Observe landscape and specimen plantings of the woody plants recommended for use in OPPD's service area
The arboretum is located at 108th and Blondo streets close to an OPPD substation, and is open from dawn till dusk. It offers a variety of resources for users of all ages. While emphasizing the tree/power line environment, the arboretum is designed to include the following areas of interest:
Electrical Safety Education Area: This area provides a demonstration of the trimming methods used by OPPD's Forestry Department when pruning trees away from power lines. Also included are examples of tree/shrub species that can be planted adjacent to power lines.
Substation Overlook: Signs located at the knoll of a hill overlooking the substation explain the parts of the substation and how each part functions.
Transmission Line Demonstration: Visitors can walk through a transmission right-of-way to see the vegetation management practices OPPD uses to eliminate unwanted vegetation and promote the growth of desirable plants that attract wildlife.
Shelterbelt, Wildlife and Erosion Control Plantings: This area contains tree and shrub plantings designed to attract wildlife and provide examples of soil and wind conservation measures through erosion control and windbreaks.
Formal Planting Area: This area emphasizes planting the right tree in the right place to avoid future tree/power line hazards. In this collection of trees and shrubs, visitors can see the types of trees that can be planted adjacent to power lines. Also included are groupings of native Nebraska trees, a conifer collection and lowland/wetland plantings.
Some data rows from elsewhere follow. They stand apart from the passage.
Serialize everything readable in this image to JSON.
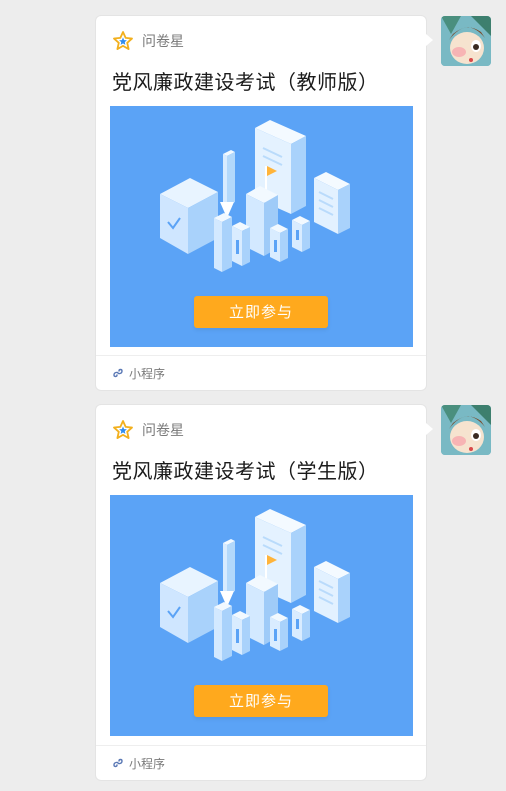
{
  "messages": [
    {
      "app_name": "问卷星",
      "title": "党风廉政建设考试（教师版）",
      "button_label": "立即参与",
      "footer_label": "小程序"
    },
    {
      "app_name": "问卷星",
      "title": "党风廉政建设考试（学生版）",
      "button_label": "立即参与",
      "footer_label": "小程序"
    }
  ],
  "colors": {
    "background": "#ededed",
    "cover": "#5ba3f6",
    "button": "#ffa91d",
    "star": "#f2b01e"
  },
  "icons": {
    "app": "star-icon",
    "footer": "mini-program-icon"
  }
}
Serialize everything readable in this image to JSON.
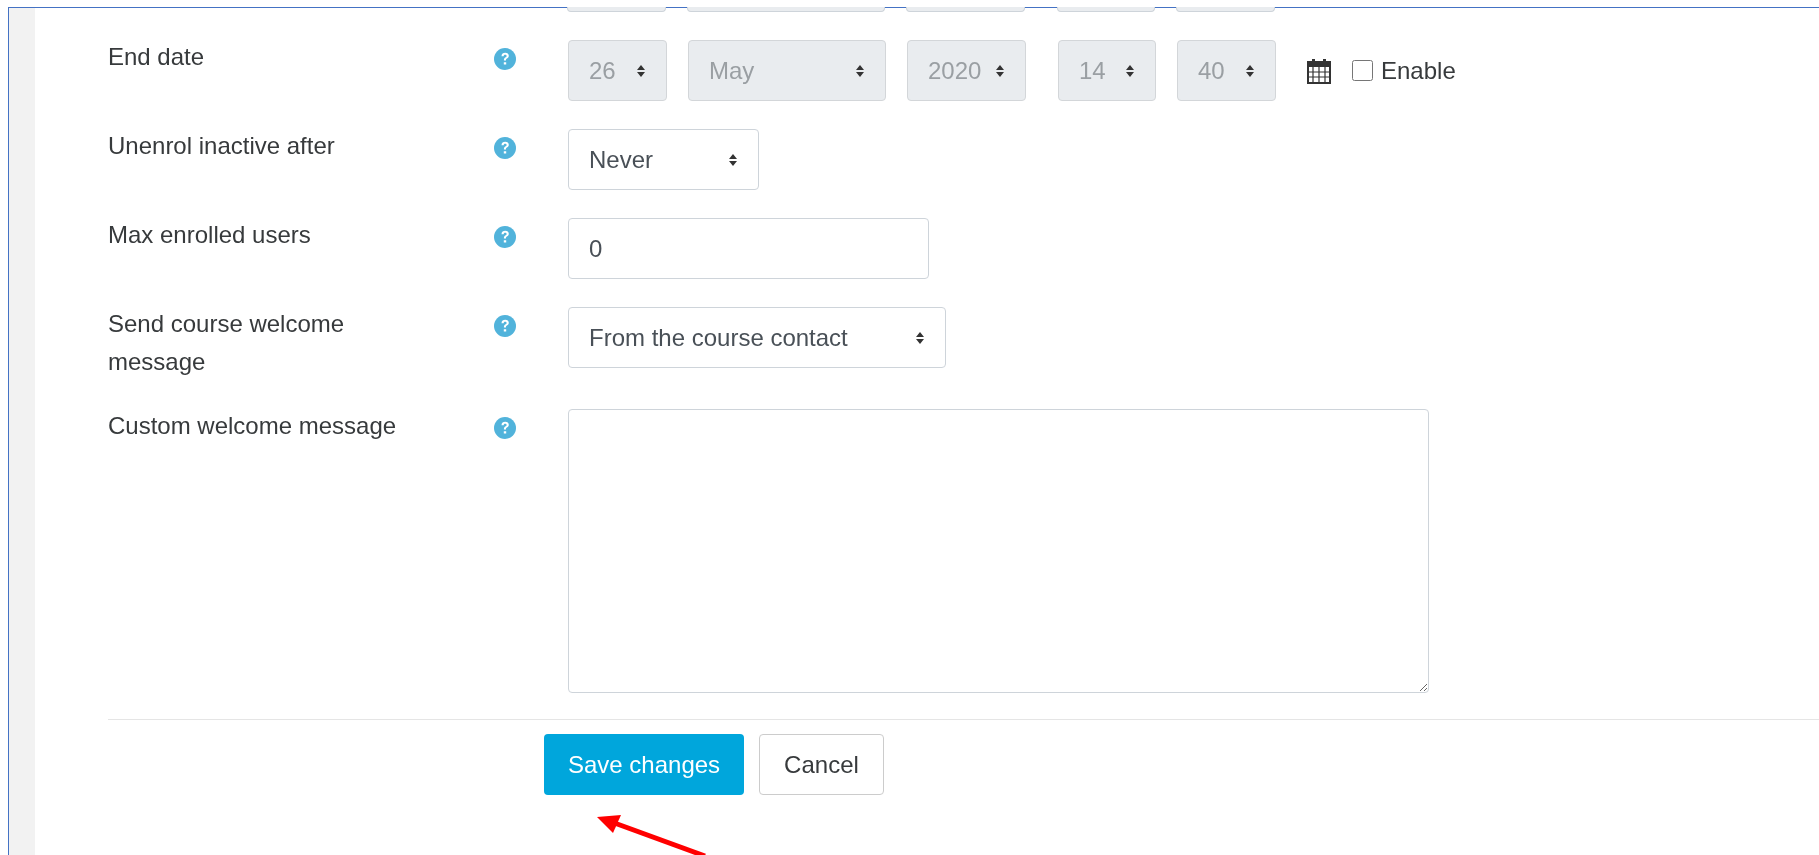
{
  "fields": [
    {
      "kind": "date",
      "label": "End date",
      "disabled": true,
      "parts": [
        {
          "value": "26"
        },
        {
          "value": "May"
        },
        {
          "value": "2020"
        },
        {
          "value": "14"
        },
        {
          "value": "40"
        }
      ],
      "enable": {
        "label": "Enable",
        "checked": false
      }
    },
    {
      "kind": "select",
      "label": "Unenrol inactive after",
      "value": "Never"
    },
    {
      "kind": "text",
      "label": "Max enrolled users",
      "value": "0"
    },
    {
      "kind": "select",
      "label": "Send course welcome message",
      "value": "From the course contact"
    },
    {
      "kind": "textarea",
      "label": "Custom welcome message"
    }
  ],
  "buttons": [
    {
      "label": "Save changes",
      "primary": true
    },
    {
      "label": "Cancel",
      "primary": false
    }
  ]
}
Outdoor Classroom: The classroom is located within a forested area surrounded by native tree species and connected to a hard surface trail system.